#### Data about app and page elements
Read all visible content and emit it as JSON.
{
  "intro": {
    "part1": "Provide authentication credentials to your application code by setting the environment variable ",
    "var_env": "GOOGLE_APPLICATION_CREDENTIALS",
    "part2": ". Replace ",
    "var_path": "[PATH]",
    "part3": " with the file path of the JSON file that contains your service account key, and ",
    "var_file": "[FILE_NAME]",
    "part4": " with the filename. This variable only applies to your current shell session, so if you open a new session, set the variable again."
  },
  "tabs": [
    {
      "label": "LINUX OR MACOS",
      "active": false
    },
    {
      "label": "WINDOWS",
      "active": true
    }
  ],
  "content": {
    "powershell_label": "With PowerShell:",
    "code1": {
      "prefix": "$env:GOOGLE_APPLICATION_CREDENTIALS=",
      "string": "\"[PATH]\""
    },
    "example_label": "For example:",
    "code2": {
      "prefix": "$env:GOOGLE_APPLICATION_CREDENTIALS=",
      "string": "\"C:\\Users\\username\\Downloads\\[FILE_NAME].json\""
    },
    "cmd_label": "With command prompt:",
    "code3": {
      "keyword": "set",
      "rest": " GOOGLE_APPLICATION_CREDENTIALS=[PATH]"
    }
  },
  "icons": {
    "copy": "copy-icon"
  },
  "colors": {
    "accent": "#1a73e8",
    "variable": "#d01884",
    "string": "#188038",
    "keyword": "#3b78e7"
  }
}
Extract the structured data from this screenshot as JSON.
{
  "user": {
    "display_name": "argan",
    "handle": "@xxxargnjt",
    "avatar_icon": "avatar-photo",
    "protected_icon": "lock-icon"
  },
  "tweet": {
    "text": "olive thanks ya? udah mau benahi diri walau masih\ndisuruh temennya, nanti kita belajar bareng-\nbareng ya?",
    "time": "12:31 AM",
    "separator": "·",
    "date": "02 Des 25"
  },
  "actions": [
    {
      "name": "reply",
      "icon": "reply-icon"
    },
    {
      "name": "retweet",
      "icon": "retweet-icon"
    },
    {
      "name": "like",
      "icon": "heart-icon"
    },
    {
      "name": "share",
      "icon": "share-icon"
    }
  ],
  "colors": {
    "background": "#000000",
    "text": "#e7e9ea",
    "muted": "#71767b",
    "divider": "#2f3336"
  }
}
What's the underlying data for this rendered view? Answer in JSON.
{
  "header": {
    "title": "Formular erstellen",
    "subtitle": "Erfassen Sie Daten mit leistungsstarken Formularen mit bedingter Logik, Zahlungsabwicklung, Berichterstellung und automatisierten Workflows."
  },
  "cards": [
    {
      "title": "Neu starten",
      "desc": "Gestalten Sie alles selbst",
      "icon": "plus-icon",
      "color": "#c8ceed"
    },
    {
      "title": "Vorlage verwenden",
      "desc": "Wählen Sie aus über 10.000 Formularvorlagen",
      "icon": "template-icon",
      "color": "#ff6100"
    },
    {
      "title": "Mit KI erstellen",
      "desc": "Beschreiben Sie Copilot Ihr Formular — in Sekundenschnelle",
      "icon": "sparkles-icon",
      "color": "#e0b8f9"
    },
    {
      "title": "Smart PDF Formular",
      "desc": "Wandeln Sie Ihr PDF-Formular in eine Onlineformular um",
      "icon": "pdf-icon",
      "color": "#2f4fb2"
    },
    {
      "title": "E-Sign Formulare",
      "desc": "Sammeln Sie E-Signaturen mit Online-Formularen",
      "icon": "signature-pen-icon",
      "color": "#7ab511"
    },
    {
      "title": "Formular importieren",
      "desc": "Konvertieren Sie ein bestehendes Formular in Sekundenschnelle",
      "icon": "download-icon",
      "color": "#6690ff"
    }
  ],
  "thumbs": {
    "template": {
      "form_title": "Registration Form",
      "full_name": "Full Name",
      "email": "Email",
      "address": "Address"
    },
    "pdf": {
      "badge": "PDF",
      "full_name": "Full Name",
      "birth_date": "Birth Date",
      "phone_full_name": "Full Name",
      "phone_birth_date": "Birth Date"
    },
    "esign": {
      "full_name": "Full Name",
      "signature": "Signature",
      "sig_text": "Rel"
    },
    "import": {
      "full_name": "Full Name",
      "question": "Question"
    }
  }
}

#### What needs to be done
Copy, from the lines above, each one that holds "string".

#### Result
      "string": "\"[PATH]\""
      "string": "\"C:\\Users\\username\\Downloads\\[FILE_NAME].json\""
    "string": "#188038",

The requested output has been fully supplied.